“Bone to Pick” – Common Hand Skeleton Problems

 

Even with its sturdy construction, the skeleton hand might have issues. Our skeletal hands are susceptible to a variety of conditions, including arthritis, fractures, and carpal tunnel syndrome. But don’t worry, because medical progress is making it simpler to recognise and cure these disorders, so you can continue high-fiving, typing, and waving without any problems!Coco Skeleton hands temporary tattoos for cosplay. Skull

 

“Skeleton in the Closet” – Fun Facts about the Skeleton Hand

 

Did you know that around one-fourth of all the bones in your body are located in your hand? Or that until you’re around 30 years old, your finger bones don’t entirely harden? Not only is your skeletal hand useful, but it’s also really interesting!Hand drawn skeleton hand in Okay gesture. Flash tattoo, blackwork, sticker, patch or print design vector illustration. Stock Vector | Adobe Stock

 

Conclusion: In the Palm of Your Hand

 

That’s all there is to it! Your skeleton hand is a masterpiece of anatomical design and proof of evolution’s miracles, with all its bony badassery. Therefore, the next time you wave hello, type an email, or even just grab your coffee mug, think of the 27 little bones that work together to make it all possible.

 

FAQs
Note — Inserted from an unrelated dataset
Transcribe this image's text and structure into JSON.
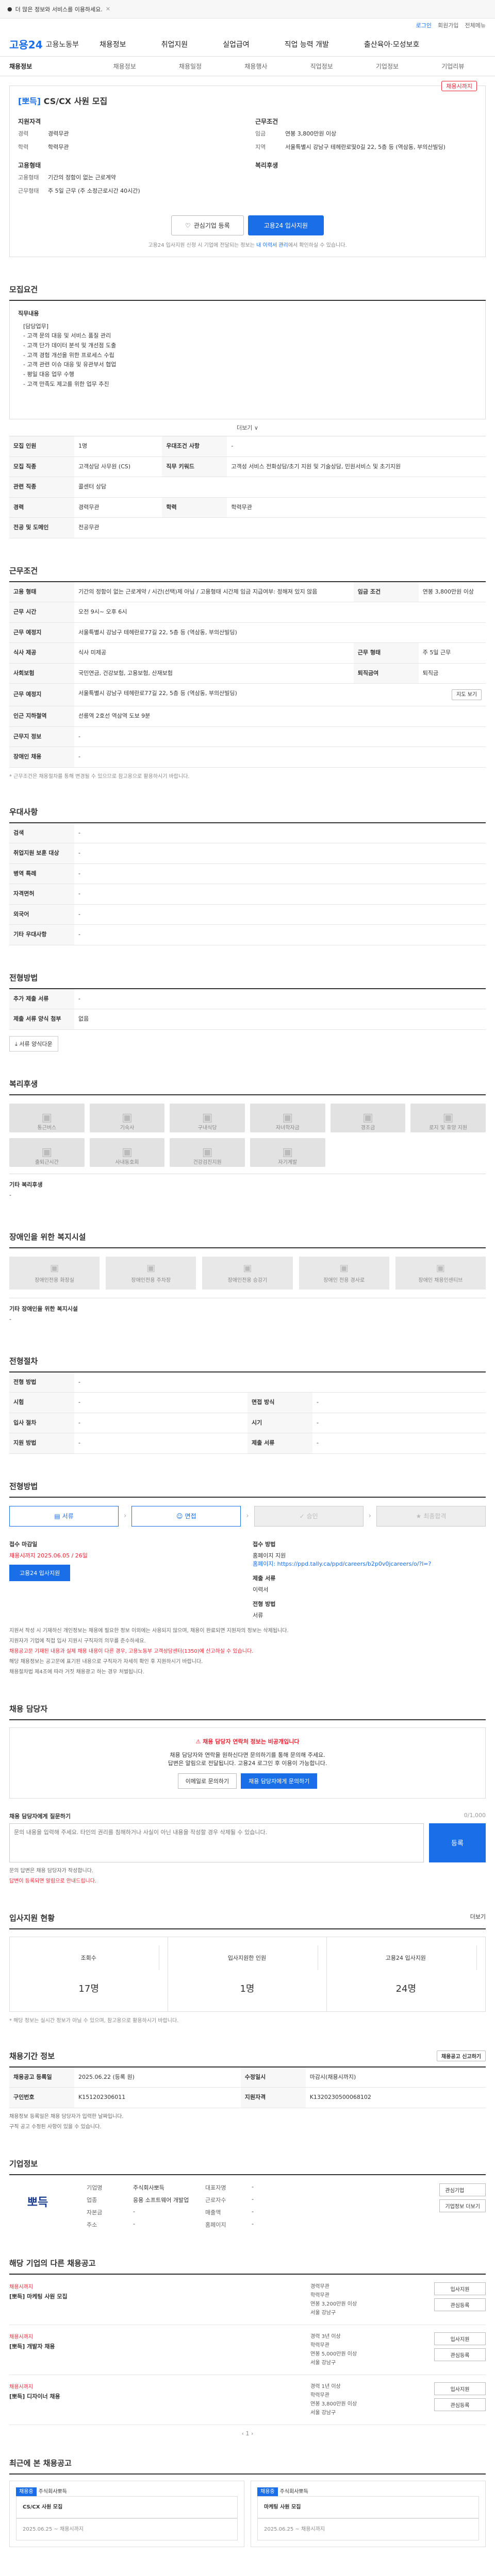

1. How many bones are in a human skeleton hand?

  • The human hand consists of 27 bones.

2. What are the three groups of bones in the hand?

  • The three groups of bones in the hand are the carpals (wrist), metacarpals (palm), and phalanges (fingers).

3. What are some common problems that can affect the skeleton hand?

  • Common problems that can affect the skeleton hand include arthritis, fractures, and carpal tunnel syndrome.

4. What’s the role of metacarpals in the hand?

  • Metacarpals form the base of the fingers and thumb, and along with the carpals and phalanges, they facilitate robust grip strength.

5. How many phalanges does the thumb have?

  • The thumb is unique with just two phalanges, compared to the three phalanges in each of the other fingers.